Chinese companies raised $331 million in VC investment in 2009, approximately equal to 2008 ($330 million). There were 28 deals, up from 24 in 2008. Investments were spread across a more diverse range of sectors compared to 2008, with companies in eight industry sectors raising capital: Energy Generation, Materials, Transportation, Recycling & Waste, Agriculture, Energy Efficiency, Energy Storage and Water & Wastewater.
M&A activity in China reached a historic high in 2009, with 29 transactions totaling $5.5 billion. China also accounted for 72% of global IPO proceeds raised ($3.4 billion raised by 17 companies), spurred by approval of the Mid-to-Small company board on the Shenzhen Stock Exchange.
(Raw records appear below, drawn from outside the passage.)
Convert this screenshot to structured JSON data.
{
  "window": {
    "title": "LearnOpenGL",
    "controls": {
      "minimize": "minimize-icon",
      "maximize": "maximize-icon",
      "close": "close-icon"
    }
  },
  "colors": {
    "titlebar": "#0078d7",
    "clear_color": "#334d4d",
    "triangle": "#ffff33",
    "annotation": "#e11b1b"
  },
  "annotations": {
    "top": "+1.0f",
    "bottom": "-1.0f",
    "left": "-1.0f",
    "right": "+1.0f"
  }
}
There were eleven IPOs in 4Q09 raising a combined $3.1 billion, a record quarterly total.
Indian companies raised $190 million in VC investment in 2009, down 13% from 2008 ($218 million). There were 17 deals, the same number as in 2008.
The clean technology sector which attracted the most investment was Energy Generation, in particular Biofuels, which accounted for 55% of the total. There was also significant interest in the Manufacturing/Industrial category, in particular the Smart Production segment, as well as Agriculture, with Natural Pesticides in particular. The most active investors were US-based New Enterprise Associates, a venture capital firm which invested in Energy Storage and Recycling companies, and Mumbai-based Aavishkaar Venture Capital Fund, which is focused on development in rural and semi-urban India.
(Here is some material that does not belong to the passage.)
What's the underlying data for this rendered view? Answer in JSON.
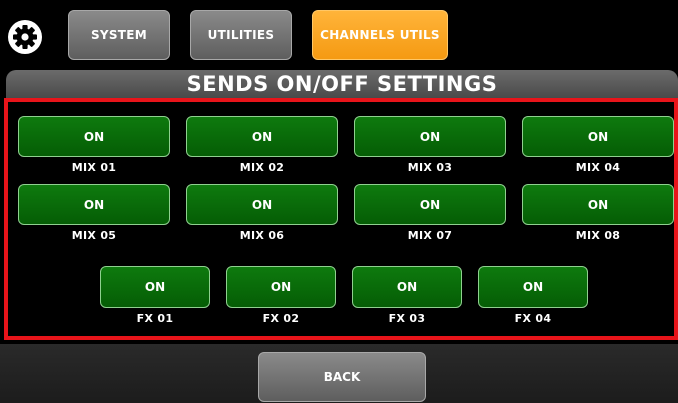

In 4Q09, the Government of India also approved the launch of the Nehru National Solar Mission to be deployed at an estimated cost of $932 million.
North American companies raised $3.5 billion in VC investment in 2009, down 42% from 2008 and down 17% from 2007. There were 298 deals completed, slightly down from both 2008 (314 deals) and 2007 (317 deals).
The leading sector was Solar ($774 million in 40 deals), which accounted for 22% of total investment, closely followed by Transportation ($767 million in 46 deals) and Energy Efficiency ($691 million in 75 deals).
The leading state for investment was California ($2.1 billion invested in 116 deals, a decrease of 38% from 2008), followed by Massachusetts ($356 million invested in 27 deals, an increase of 21% from 2008) and Texas ($170 million invested in 19 deals, an increase of 93% from 2008).
There were a record number of M&A transactions (261, up 40% from 2008), although the total value dropped to $8.4 billion (down 17% from 2008). The $1.2 billion raised in seven cleantech IPOs represented the lowest total raised since 2005.
TOP GLOBAL INVESTORS:
GLOBAL M&As and IPOs:
For full-year 2009, there were an estimated 505 clean technology M&A transactions, totaling $31.8 billion. In 2008, there were fewer transactions (394), but a higher total transaction value ($32.7 billion). The final total for 2009 is expected to be ahead of 2008 once all deals have been reported, which would make it a record year for M&A transaction value.
4Q09 was the second highest quarter ever for M&A activity, with 129 transactions totaling $13.9 billion. Panasonic’s $4.6 billion acquisition of Sanyo for its solar and battery businesses is the largest cleantech-motivated transaction yet recorded. Top M&A transactions in 2009 included:
In 2009, clean technology public offerings totaled an estimated $4.7 billion in 32 IPOs. This represents a year-on-year increase of 11% in volume and 2% in amount raised. About 72% of money raised in public markets in 2009 was in Asia, while its average over the three years prior to that was less than 10%. Almost half (47%) of the companies that went public were in China.
“The rise of cleantech in Asia in 2009 was especially evident in the M&A and IPO markets,” said Kachan. “Couple this with aggressive clean technology spending by China and South Korea, an